- What you should do
Copy out each line of the data below in which the string "subtitle" appears.

Data extracted from a collection
________

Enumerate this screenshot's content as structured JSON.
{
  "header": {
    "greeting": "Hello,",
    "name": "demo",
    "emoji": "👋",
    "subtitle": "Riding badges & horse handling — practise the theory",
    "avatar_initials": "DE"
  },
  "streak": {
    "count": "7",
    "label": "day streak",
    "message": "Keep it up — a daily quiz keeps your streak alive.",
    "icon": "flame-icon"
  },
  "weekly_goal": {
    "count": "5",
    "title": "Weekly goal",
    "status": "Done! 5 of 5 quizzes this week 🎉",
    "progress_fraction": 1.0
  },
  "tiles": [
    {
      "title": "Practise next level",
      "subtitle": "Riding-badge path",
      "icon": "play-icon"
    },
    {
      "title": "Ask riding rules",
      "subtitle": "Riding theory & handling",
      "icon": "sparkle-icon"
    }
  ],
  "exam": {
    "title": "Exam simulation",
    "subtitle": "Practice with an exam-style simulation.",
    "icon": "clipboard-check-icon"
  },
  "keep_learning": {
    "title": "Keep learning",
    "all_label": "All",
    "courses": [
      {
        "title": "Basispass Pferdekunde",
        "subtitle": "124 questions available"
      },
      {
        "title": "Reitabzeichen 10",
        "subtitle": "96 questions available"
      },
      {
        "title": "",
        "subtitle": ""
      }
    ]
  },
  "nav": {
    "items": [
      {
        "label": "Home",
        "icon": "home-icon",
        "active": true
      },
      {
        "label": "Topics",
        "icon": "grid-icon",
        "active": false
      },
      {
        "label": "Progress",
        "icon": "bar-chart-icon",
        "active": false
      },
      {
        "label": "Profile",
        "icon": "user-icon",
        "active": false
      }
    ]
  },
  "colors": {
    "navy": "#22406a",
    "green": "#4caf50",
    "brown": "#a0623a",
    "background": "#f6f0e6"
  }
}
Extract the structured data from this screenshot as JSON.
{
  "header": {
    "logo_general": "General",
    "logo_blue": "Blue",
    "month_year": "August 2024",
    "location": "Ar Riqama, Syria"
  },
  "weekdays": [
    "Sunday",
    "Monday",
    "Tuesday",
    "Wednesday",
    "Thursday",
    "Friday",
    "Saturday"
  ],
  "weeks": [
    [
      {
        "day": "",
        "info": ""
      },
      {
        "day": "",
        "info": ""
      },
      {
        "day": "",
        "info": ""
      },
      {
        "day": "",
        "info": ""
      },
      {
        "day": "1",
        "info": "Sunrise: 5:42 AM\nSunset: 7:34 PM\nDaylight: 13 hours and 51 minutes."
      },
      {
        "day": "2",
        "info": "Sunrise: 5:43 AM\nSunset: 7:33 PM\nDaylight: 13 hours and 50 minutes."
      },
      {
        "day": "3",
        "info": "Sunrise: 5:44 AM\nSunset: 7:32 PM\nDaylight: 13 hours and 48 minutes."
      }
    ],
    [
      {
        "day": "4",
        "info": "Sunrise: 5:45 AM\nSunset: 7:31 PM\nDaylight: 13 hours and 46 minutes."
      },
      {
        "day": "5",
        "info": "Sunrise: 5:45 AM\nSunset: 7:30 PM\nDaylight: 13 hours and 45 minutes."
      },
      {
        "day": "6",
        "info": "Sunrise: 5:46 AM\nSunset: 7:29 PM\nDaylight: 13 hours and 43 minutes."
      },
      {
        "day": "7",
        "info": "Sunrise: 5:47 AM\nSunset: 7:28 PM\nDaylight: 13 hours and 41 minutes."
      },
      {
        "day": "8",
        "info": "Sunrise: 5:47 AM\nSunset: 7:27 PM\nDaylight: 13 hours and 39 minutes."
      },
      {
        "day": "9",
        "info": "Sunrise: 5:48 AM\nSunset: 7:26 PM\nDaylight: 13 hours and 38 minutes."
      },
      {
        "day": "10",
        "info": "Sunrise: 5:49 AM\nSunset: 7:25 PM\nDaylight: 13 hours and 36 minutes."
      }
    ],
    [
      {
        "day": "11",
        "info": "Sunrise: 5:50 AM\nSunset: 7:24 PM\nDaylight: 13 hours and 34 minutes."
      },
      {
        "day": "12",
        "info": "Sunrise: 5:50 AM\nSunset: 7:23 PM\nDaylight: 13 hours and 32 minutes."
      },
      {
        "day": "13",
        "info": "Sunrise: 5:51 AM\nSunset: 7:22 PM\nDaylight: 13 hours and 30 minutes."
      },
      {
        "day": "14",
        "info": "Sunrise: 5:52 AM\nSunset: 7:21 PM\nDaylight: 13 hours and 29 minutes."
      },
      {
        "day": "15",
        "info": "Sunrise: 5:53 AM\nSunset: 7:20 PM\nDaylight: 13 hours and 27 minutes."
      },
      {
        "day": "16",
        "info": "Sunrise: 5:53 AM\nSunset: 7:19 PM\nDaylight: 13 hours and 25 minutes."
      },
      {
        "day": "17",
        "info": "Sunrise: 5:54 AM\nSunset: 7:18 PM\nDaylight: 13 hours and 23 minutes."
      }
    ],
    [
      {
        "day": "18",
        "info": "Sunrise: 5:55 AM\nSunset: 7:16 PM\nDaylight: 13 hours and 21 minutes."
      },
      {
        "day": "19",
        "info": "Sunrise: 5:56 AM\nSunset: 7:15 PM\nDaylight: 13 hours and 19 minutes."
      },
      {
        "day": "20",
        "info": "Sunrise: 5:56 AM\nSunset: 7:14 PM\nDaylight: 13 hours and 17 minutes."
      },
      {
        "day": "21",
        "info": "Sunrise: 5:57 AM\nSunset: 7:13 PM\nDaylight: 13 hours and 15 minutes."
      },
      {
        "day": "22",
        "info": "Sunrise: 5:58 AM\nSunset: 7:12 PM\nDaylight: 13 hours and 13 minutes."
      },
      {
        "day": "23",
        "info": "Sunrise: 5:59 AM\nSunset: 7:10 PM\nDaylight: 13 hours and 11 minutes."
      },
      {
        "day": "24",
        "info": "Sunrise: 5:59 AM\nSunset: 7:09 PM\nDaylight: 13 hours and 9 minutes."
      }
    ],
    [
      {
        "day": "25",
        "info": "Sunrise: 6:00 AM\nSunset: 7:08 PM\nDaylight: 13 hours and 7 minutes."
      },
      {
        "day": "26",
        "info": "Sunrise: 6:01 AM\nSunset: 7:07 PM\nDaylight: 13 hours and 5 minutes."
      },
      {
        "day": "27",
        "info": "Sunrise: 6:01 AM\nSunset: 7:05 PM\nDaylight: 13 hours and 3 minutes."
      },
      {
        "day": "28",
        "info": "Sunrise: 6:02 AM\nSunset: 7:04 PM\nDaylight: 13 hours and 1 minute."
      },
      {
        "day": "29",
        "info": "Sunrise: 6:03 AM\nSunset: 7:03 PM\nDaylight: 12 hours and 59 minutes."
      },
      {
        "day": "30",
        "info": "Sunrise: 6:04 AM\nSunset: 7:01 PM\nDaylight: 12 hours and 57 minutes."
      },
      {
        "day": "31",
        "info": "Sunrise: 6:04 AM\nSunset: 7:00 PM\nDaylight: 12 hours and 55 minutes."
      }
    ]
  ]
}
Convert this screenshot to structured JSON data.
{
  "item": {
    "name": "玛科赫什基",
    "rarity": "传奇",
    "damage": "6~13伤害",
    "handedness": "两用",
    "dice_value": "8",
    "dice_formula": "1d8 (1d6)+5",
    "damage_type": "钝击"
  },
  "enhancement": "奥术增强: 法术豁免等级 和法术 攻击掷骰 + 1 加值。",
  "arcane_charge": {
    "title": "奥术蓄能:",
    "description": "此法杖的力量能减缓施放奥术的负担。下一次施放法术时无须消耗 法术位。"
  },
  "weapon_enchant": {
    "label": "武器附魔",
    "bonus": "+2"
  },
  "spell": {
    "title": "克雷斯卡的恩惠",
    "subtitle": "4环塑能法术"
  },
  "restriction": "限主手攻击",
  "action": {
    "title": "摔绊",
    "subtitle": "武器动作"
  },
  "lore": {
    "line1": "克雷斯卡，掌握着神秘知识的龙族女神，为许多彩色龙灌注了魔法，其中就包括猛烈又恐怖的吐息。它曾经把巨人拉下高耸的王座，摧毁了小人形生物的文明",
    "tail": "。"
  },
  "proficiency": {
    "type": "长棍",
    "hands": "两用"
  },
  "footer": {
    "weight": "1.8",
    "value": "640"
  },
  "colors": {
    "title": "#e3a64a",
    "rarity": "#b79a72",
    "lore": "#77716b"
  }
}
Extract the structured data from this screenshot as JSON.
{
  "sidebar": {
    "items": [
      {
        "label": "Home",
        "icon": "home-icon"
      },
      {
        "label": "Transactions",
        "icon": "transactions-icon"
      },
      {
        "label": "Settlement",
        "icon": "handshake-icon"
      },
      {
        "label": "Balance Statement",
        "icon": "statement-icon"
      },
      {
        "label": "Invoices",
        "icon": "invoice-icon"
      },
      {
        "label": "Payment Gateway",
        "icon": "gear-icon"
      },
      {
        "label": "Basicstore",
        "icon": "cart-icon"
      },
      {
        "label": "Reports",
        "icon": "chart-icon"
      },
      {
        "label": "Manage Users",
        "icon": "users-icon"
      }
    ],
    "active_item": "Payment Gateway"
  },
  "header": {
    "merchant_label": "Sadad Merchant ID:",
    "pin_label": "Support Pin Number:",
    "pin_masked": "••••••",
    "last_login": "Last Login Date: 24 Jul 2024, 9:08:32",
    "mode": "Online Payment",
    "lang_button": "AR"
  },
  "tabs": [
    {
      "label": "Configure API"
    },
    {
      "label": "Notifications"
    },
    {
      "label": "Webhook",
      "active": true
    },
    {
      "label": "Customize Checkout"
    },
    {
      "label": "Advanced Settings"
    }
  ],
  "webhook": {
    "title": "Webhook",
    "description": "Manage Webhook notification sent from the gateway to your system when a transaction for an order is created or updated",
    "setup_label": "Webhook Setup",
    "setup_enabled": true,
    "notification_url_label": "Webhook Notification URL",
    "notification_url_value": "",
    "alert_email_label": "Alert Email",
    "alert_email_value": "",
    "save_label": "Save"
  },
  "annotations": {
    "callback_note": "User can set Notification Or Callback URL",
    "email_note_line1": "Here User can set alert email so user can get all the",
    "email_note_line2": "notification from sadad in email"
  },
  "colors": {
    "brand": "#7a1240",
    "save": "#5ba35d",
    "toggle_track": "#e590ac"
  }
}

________

- Response to the exercise
    "subtitle": "Riding badges & horse handling — practise the theory",
      "subtitle": "Riding-badge path",
      "subtitle": "Riding theory & handling",
    "subtitle": "Practice with an exam-style simulation.",
        "subtitle": "124 questions available"
        "subtitle": "96 questions available"
        "subtitle": ""
    "subtitle": "4环塑能法术"
    "subtitle": "武器动作"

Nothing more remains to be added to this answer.